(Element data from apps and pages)
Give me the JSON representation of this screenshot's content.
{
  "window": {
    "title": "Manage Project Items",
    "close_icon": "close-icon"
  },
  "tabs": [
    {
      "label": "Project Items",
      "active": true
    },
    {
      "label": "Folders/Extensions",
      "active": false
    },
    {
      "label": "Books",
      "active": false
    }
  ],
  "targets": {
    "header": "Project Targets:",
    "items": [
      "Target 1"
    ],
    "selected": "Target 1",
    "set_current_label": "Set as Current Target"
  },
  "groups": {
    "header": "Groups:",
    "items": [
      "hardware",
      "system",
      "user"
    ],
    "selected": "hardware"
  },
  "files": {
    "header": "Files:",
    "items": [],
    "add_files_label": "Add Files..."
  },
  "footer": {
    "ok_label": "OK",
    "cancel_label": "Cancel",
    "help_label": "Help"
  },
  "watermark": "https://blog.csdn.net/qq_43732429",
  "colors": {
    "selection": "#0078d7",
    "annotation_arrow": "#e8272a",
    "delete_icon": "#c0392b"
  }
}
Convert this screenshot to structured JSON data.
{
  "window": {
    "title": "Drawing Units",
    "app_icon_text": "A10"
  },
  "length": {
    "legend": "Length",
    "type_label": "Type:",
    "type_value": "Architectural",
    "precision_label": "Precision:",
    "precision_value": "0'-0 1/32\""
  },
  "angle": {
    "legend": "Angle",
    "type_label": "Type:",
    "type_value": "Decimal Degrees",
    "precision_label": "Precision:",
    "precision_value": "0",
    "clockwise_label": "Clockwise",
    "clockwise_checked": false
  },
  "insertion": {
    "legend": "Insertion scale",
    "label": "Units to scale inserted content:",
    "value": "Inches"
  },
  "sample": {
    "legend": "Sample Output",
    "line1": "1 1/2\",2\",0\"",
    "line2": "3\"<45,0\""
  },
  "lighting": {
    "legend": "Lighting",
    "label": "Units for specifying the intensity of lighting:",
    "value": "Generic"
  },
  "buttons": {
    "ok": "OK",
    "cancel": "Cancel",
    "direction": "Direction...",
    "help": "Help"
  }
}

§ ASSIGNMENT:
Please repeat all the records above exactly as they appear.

§ REPLY:
Give me the JSON representation of this screenshot's content.
{
  "window": {
    "title": "Manage Project Items",
    "close_icon": "close-icon"
  },
  "tabs": [
    {
      "label": "Project Items",
      "active": true
    },
    {
      "label": "Folders/Extensions",
      "active": false
    },
    {
      "label": "Books",
      "active": false
    }
  ],
  "targets": {
    "header": "Project Targets:",
    "items": [
      "Target 1"
    ],
    "selected": "Target 1",
    "set_current_label": "Set as Current Target"
  },
  "groups": {
    "header": "Groups:",
    "items": [
      "hardware",
      "system",
      "user"
    ],
    "selected": "hardware"
  },
  "files": {
    "header": "Files:",
    "items": [],
    "add_files_label": "Add Files..."
  },
  "footer": {
    "ok_label": "OK",
    "cancel_label": "Cancel",
    "help_label": "Help"
  },
  "watermark": "https://blog.csdn.net/qq_43732429",
  "colors": {
    "selection": "#0078d7",
    "annotation_arrow": "#e8272a",
    "delete_icon": "#c0392b"
  }
}
Convert this screenshot to structured JSON data.
{
  "window": {
    "title": "Drawing Units",
    "app_icon_text": "A10"
  },
  "length": {
    "legend": "Length",
    "type_label": "Type:",
    "type_value": "Architectural",
    "precision_label": "Precision:",
    "precision_value": "0'-0 1/32\""
  },
  "angle": {
    "legend": "Angle",
    "type_label": "Type:",
    "type_value": "Decimal Degrees",
    "precision_label": "Precision:",
    "precision_value": "0",
    "clockwise_label": "Clockwise",
    "clockwise_checked": false
  },
  "insertion": {
    "legend": "Insertion scale",
    "label": "Units to scale inserted content:",
    "value": "Inches"
  },
  "sample": {
    "legend": "Sample Output",
    "line1": "1 1/2\",2\",0\"",
    "line2": "3\"<45,0\""
  },
  "lighting": {
    "legend": "Lighting",
    "label": "Units for specifying the intensity of lighting:",
    "value": "Generic"
  },
  "buttons": {
    "ok": "OK",
    "cancel": "Cancel",
    "direction": "Direction...",
    "help": "Help"
  }
}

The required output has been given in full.